Dusk in the early fall of 1201, two peasents were gathering in scythed wheat from a bumpy field along the track that lead from the town of Agneash to Ballaragh on the East coast of the Isle of Man. These hearty fellows were rather non-descript save the flaming red hair which grew long down their backs and marked them of Norse stock. They were third generation Manx; their grandfather had been one of the landless high birthed who had sailed across with Loof of the Crimson Fist, but a storm in the Irish Sea had driven him ashore on Man and he was forced into servitude by the local Viking chieftain.
Their task was still far from complete when they heard the sound of a horse being driven fast and recklessly up the narrow track. Such a sound was a wonder compared to the gentler plodding of Oxen. Horses were rare in this part of the country seeing as they were far from the wealthier provinces and the cost of keeping horses was prohibitively expensive even among the chiefs. Moreover, the potted ox-cart road was no place to take a horse to a gallop, and at dusk disaster was inevitable.
Indeed it was, for no sooner had horse and beast appeared as strange silvery figures against the strangely white Eastern sky, but the horse stubled and fell in a sickening thud, throwing up straw and turf.
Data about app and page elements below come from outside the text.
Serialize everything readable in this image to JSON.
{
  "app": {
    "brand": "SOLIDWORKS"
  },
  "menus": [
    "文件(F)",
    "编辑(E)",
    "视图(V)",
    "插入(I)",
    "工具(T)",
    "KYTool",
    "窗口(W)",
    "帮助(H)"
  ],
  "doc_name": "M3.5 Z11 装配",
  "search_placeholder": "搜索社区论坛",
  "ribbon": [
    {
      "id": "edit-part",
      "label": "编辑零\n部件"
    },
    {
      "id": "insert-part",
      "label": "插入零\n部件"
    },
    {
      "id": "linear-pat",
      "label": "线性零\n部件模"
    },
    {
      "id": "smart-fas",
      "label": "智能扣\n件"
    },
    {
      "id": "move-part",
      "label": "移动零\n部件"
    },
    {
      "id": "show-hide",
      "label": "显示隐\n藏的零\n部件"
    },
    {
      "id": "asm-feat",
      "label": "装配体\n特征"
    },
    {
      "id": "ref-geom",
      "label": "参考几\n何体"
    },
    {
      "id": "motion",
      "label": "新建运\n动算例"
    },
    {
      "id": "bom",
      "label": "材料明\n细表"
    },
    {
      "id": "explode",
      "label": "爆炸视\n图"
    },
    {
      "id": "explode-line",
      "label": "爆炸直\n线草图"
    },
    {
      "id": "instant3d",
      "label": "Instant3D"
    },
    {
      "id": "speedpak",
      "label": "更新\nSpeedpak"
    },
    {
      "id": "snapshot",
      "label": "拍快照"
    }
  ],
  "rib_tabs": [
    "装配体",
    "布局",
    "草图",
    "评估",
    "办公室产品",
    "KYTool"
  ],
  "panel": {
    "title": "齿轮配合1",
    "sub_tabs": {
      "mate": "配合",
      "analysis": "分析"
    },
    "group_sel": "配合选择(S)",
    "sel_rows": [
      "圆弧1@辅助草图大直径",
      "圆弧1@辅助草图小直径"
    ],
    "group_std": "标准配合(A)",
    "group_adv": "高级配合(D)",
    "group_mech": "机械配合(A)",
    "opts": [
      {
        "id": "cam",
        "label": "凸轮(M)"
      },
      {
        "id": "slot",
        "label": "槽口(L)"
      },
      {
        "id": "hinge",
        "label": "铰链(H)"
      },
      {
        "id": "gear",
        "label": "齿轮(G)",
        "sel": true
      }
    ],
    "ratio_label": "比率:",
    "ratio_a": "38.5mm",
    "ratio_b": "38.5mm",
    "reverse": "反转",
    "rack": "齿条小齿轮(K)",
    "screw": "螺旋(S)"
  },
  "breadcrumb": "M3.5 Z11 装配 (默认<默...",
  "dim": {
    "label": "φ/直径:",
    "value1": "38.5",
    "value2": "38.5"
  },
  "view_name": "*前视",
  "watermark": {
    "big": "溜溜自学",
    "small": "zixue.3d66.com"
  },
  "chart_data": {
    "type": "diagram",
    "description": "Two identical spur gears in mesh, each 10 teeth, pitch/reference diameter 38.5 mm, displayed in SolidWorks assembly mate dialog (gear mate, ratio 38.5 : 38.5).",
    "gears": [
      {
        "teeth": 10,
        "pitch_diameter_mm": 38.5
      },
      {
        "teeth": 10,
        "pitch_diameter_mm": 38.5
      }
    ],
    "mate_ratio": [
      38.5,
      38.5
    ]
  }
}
In its agony the beast rolled over upon the rider, crushing him under its vast weight. The rider let out a horrid cry, then moaned as the horse attempted to regain itself kicked its hind legs striking him in the chest.
The two peasents were upon him in an instant. One, the taller of the two noticed the strange leather and whicker constructions strapped to the horses hooves, which had been beaten to shreds in the rapid flight of the horse. Acting bravely, he took his wooden stave and struck the beast on its head, cracking its skull and ending its life.
As the other peasent dragged the rider aside, he noticed the red cross on his breast, the well oiled leather armor and a strange reed tube, bent into a shape like a J and strapped to the riders neck.
The two peasents knew about the crusades, its successes and failures. A brother of theirs had joined one of the English crusades in the hopes of finding land for himself in distinguished service, but had died of a fever on Cyprus before he could distinguish himself. But this creature was something entirely knew to them.
In the final glistening light of that day, as the two brothers bent over him they could see dark blood welling up from the knights mouth with every pained breath. It was clear that the knight was trying to speak. The sound of other hooves now came to their ears and the knight's eyes widened with fear. Clearly this brave man was not afraid of his own death which was certain but of something else. He gestured towards the dead horse, and the tall peasent went over and saw the waterproof saddle bag. The knight nodded. The peasent brought the bag back and loosed its contents. There was some food for the journey, some coin, an extra cloak, a wineskin and a waterskin, a leather bound book (valuable whatever the contents) and a black stone set in a bronze ring. With an unworldly effort the knight managed to sit up, then stand. He grasped the book and the stone and shoved them into the arms of the smaller peasent. Then with his last effort he pushed the peasent aside, away from the track and turned to face the unknown riders.
This smaller peasent, notable only for his profoundly large lips, found himself running, driven by a fear he could not comprehend. The sound of conflict and shouts rapidly faded behind him, yet he did not stop. He ran all that night and all the next day, stopping only when he reached the monastary of St. Colm, a tiny chapel and dormitory of rock and wood in the rugged terrain surrounding Snaefell. There, he hid the book and the stone without anyone's knowledge within the wreckage of a fallen hermitage at the edge of the compound. He rested for two days under the care of the kindly Monks.
Having mastered his fear he returned to his home, a journey of some three days, but before reaching his village a relative told him that his brother, the taller of the two peasents decended of Vilek from Dagger Fjord had been found dead on the road and it was assumed that he was the murderer since he had disappeared. Quietly, Janik the shorter of the two peasents with the enormous lips, retrieved his family and moved back to the monastary of St. Colm taking up residence in the ruined hermitage.
Janik lived another 65 years after these events never saying a word about what had happened and relating this tale only on his deathbed to his son. That was in the year 1266, the year of the Treaty of Perth.